→ Data items:
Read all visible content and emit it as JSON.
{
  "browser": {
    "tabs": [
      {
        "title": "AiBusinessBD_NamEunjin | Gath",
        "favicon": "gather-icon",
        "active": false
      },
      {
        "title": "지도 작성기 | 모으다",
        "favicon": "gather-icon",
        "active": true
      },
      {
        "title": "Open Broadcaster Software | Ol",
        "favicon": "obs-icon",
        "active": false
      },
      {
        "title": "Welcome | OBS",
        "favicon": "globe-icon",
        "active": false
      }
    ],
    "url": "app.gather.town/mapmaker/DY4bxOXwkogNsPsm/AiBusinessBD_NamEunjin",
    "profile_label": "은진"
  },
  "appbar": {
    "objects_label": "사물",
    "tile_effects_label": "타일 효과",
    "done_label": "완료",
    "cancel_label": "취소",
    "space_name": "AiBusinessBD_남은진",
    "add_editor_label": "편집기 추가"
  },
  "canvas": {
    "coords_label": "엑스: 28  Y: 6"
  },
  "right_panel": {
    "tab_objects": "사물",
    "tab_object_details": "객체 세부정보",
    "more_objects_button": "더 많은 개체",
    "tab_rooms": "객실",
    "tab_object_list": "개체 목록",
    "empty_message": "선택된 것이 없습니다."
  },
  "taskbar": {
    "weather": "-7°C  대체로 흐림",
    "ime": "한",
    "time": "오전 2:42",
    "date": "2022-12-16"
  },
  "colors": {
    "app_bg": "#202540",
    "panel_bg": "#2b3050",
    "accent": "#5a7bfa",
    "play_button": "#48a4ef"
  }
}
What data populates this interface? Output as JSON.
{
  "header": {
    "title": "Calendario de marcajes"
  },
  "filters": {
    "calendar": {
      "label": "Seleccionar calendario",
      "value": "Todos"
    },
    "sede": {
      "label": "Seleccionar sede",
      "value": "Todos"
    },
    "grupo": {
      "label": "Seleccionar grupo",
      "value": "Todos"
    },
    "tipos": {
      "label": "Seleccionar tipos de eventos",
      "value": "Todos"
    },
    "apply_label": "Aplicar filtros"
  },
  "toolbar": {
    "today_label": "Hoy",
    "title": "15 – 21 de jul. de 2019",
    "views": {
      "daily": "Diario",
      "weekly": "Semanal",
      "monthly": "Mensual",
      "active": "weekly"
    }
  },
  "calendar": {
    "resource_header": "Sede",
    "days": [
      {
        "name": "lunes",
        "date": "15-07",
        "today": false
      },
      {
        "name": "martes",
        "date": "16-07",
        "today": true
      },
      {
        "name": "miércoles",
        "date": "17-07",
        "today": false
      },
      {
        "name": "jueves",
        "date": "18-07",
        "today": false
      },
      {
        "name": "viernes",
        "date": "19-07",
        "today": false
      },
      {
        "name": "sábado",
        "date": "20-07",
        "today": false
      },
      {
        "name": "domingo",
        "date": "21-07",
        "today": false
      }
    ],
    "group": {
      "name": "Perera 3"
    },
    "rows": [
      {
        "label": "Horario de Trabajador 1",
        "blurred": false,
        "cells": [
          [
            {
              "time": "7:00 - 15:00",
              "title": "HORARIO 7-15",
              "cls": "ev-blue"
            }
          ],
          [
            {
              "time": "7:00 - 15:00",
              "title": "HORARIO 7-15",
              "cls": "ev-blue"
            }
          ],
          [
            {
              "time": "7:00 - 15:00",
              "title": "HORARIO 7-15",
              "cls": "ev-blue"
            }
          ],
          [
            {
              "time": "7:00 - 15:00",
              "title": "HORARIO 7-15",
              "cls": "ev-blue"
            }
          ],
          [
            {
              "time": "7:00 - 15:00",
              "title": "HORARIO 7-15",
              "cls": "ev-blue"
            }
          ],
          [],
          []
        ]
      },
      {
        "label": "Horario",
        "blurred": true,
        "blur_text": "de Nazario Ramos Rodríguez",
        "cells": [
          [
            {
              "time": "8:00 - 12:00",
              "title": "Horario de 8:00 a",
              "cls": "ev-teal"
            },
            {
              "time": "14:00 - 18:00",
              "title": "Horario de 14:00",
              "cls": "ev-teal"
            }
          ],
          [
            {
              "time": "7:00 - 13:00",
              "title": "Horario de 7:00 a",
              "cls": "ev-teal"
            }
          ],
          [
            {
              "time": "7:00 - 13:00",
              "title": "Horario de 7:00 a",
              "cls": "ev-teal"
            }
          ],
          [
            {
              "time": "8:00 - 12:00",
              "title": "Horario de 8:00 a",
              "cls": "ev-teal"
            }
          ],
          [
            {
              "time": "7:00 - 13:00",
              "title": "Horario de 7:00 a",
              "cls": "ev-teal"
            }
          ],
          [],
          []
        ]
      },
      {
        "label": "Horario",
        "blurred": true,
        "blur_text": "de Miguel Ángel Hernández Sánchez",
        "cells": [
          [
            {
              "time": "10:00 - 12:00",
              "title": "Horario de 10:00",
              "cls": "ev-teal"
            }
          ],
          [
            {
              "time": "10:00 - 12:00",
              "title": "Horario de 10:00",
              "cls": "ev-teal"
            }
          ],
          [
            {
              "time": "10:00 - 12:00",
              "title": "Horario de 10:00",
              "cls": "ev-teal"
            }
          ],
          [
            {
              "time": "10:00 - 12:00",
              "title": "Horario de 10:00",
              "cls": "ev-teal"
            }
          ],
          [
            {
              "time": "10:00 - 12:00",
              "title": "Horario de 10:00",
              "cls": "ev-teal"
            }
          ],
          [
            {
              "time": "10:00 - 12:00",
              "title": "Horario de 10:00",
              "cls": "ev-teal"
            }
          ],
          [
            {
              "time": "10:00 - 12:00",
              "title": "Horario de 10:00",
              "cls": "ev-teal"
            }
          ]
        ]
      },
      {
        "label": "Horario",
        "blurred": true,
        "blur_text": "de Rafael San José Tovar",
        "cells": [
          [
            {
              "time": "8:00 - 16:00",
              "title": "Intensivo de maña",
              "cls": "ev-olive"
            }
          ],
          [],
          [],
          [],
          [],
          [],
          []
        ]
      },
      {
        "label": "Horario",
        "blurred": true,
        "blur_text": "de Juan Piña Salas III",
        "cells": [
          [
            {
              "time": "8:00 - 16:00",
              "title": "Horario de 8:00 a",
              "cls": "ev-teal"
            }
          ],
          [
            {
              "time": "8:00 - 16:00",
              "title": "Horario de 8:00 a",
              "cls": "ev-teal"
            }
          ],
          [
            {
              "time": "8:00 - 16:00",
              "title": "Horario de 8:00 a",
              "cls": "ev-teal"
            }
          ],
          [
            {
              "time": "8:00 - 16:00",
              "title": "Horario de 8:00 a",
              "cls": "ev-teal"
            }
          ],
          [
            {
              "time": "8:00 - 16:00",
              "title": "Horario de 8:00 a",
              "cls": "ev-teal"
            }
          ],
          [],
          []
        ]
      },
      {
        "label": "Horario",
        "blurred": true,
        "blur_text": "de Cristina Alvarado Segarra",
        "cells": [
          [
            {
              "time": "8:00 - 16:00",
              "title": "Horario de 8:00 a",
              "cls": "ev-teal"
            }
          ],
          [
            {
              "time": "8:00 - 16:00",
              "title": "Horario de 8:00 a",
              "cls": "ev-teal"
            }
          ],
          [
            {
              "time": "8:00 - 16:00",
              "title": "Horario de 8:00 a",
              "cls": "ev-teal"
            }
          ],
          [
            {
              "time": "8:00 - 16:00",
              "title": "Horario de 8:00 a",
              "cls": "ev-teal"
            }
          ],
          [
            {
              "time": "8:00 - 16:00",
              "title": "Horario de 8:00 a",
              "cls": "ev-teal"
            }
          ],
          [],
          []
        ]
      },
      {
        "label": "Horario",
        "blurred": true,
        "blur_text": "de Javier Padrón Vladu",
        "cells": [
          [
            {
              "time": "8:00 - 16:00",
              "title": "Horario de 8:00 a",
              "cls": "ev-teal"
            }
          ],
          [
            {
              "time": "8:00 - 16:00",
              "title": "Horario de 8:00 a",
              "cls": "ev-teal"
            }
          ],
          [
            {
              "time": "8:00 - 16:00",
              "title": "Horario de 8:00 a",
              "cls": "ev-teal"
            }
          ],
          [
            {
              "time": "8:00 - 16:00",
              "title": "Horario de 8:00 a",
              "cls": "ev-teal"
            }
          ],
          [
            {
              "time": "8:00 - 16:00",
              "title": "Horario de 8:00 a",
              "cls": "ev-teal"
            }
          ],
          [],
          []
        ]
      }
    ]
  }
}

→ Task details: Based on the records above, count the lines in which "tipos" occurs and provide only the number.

→ Solution for this task: 2